“Go-ay-hed,” Myra mumbled into the horn, stirring her curly mound with an index finger. She never could enunciate after coming.
That single utterance was the extent of her contribution to the call. So I didn’t obsess about it until the cops reported later that Ebie was dropped minutes later at a red light. Dropped by a Harley cowboy in pointy leather boots. Using a semi-automatic.
Fast forward to the night of Ebie’s closed casket funeral. Afterwards, I’m lying in bed with my own misses. Jolene’s eyes, round as a pair of synchronized sun-dried peppercorns, have been mice-tense since the night of Ebie’s murder.
“Life is too short,” I say.
Jolene’s pale nostrils tighten. “Life ull never be da same.”
“Myra’s selling their house and moving to Los Angeles.”
“She can’t afford El Lay.”
“Ebie had life insurance. A million bucks. She intends to go platinum and take acting classes at UC El Lay.”
“Da chippy! Just another wannabe.”
Victims both, we roll opposite and close our eyes, Jolene’s oeuvre weaving around our reproductive system, as if Ebie and Myra never happened.

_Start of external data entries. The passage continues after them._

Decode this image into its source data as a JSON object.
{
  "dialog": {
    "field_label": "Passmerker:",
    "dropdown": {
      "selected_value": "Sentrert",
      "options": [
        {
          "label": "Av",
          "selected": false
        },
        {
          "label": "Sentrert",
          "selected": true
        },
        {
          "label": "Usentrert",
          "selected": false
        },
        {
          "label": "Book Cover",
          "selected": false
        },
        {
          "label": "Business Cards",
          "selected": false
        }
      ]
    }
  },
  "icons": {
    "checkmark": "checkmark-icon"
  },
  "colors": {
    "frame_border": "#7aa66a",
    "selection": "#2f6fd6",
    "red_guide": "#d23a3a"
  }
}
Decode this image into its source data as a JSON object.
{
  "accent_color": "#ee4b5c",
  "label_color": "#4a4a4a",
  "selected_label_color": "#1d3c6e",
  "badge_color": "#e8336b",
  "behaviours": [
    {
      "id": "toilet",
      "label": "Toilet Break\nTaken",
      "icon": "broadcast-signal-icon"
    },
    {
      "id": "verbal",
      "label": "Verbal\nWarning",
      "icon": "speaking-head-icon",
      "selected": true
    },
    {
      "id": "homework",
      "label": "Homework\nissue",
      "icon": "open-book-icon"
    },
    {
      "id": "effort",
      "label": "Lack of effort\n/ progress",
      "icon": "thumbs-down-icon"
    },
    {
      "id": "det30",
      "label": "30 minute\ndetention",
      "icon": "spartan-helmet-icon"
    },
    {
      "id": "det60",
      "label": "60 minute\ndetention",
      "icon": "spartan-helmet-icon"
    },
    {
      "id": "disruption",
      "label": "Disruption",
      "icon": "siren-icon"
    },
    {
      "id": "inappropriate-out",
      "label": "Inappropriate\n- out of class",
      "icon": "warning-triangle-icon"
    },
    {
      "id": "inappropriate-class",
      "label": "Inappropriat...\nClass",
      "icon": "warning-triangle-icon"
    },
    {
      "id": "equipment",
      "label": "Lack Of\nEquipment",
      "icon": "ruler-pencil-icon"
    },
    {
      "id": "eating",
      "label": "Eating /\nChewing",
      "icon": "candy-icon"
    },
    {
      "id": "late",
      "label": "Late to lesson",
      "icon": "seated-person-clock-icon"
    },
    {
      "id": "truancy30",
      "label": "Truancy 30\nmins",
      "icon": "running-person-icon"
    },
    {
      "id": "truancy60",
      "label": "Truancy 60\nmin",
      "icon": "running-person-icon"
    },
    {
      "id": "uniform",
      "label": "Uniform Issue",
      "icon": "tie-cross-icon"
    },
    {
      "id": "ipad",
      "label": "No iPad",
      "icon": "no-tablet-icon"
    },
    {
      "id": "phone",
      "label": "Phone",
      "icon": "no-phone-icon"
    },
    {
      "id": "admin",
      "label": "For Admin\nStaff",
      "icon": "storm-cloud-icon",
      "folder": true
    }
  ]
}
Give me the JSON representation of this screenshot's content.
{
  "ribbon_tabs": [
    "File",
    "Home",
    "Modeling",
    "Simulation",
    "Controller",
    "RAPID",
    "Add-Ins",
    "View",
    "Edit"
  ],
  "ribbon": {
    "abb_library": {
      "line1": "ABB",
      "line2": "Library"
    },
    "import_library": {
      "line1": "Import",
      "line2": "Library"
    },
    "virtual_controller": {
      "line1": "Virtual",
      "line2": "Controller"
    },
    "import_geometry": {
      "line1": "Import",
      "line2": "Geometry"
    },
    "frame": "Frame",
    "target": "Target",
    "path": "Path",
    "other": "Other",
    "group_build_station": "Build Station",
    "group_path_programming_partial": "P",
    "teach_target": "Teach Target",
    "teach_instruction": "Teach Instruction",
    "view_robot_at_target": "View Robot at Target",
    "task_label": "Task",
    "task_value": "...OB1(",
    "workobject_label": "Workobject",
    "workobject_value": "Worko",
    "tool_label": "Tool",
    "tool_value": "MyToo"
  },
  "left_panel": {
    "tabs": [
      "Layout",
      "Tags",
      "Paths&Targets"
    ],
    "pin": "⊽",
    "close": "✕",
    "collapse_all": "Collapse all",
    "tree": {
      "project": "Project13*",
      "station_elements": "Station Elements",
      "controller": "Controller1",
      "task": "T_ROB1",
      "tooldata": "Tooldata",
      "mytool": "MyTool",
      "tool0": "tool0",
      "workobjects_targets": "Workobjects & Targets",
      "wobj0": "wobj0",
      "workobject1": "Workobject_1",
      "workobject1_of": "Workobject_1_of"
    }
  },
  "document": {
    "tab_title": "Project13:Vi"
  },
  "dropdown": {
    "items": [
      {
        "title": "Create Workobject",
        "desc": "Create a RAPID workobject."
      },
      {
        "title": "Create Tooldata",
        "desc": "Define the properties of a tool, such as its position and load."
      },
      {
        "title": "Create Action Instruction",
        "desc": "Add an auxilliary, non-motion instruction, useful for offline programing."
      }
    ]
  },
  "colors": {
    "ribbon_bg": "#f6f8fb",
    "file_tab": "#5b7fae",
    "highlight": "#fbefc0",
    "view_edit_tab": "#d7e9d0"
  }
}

Kenton K. Yee has placed fiction in The Los Angeles Review, PANK, Hobart, and Uncle John’s Bathroom Reader, among others. A theoretical physicist working in finance, he is starting his second year in Stanford’s Online Novel Certificate program. Follow him at Fictionaut: http://fictionaut.com/users/kenton-k-yee